But while stuffing their faces with the best foodstuffs from all 50 states, serious business does sometimes get done. The Thursday lunches are overseen by Sen. Susan Collins (R-Maine) and are catered by bakeries, restaurants and takeout spots from the host’s home state. This tradition began in the 1970s when conservative senators formed a steering committee to discuss strategy over a midday meal. At the time, a separate group of Senate members also met to talk about current issues. Both groups met weekly on Wednesdays and also convened jointly over lunch once a month in the office of a member who had volunteered to cater the session. At some point, the lunches were moved to Thursdays.

Some readers responding to this little-known, delectable and mouth-watering fact have posted that Senate members should pay for their own lunches. Look, everyone needs to eat, and senators work long hours, so why not throw them a proverbial T-bone? As long as we discussed policy BEFORE eating, noshing on the best food from a senator’s state would make becoming a Republican almost worth it. Offensive yahoos like Sens. Ted Cruz (R-Texas), Rand Paul (R-Ky.) and the rest of the conservative kooks who want to gut government funding and let the poor fend for themselves might make my stomach turn, but having smoked brisket to look forward to would certainly sweeten the ole’ disposition.

Read more: An Introduction to Extreme Grilling

And it’s not just statewide foods. Some senators get really specific and represent for a region, city or town within the state that sent them to Washington, D.C.

Personally, looking forward to the weekly Senate lunch could make it harder to work, though. I just know I would be daydreaming all week long about eating the lip-smacking, sweet-and-spicy sauce glazed onto North Carolina baby back ribs or genuine New Mexico green chiles or Texas steak or Alaskan king crab legs or Baltimore crab cakes … and oh, forget it, this list would obviously go 50 long.

But according to the group of senators, all competitors bow to Georgia Sen. Johnny Isakson who recruits a team of helpers to smoke meats across the river in Virginia the night before his turn to host lunch.
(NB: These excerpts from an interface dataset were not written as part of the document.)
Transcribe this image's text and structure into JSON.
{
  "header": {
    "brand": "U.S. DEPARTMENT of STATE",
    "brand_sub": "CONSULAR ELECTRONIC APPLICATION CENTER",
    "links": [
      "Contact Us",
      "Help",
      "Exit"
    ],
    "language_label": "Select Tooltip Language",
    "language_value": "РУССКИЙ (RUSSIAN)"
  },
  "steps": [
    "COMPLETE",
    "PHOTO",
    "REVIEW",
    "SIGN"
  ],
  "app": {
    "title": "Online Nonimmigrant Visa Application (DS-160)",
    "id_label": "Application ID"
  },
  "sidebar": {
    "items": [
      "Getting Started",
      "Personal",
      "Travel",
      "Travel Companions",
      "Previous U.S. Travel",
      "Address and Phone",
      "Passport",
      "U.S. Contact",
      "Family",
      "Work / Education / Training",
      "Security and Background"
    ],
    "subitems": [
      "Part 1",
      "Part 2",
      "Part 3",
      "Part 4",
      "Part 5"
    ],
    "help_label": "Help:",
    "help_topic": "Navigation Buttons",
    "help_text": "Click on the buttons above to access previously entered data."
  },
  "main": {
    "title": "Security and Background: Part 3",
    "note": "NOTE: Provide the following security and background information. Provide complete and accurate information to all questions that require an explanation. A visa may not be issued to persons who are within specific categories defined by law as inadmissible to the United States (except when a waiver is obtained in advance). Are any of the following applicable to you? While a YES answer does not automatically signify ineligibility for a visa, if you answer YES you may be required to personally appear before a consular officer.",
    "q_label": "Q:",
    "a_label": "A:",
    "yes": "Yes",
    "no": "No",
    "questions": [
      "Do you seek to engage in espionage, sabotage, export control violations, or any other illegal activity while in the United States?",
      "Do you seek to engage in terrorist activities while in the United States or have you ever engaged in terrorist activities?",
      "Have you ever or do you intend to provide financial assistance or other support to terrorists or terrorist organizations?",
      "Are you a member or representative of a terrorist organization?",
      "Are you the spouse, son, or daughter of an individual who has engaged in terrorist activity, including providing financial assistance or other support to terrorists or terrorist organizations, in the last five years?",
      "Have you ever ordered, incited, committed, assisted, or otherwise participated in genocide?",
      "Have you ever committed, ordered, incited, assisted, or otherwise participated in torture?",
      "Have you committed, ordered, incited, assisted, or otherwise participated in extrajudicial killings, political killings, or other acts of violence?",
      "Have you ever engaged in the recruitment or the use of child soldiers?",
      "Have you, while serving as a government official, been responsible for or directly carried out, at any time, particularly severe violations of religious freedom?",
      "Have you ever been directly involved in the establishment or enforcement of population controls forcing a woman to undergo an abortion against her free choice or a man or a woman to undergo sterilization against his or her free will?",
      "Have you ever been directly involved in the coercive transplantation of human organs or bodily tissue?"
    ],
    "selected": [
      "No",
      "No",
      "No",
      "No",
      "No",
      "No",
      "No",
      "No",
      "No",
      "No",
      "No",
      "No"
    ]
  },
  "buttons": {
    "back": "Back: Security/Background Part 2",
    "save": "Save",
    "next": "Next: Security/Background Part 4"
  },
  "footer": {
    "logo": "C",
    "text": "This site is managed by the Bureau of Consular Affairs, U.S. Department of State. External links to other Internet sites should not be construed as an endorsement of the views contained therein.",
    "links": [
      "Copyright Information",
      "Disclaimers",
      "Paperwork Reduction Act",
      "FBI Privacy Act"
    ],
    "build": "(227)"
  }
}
They then transport all that smoky goodness to the Capitol, and add sides catered by a Marietta, Ga., barbecue joint to top off the feast.

I guess life as a Republican in government can be grand — but don’t forget, it’s mostly for senators, and it’s only on Thursdays.

Noah Zuss is a reporter for TheBlot Magazine.

Leave a Reply

Your email address will not be published.

Benjamin Wey on Succession in the Murdoch Empire — and Yours

‘Pong,’ ‘Mario’ Among First Video Game Hall of Fame Inductees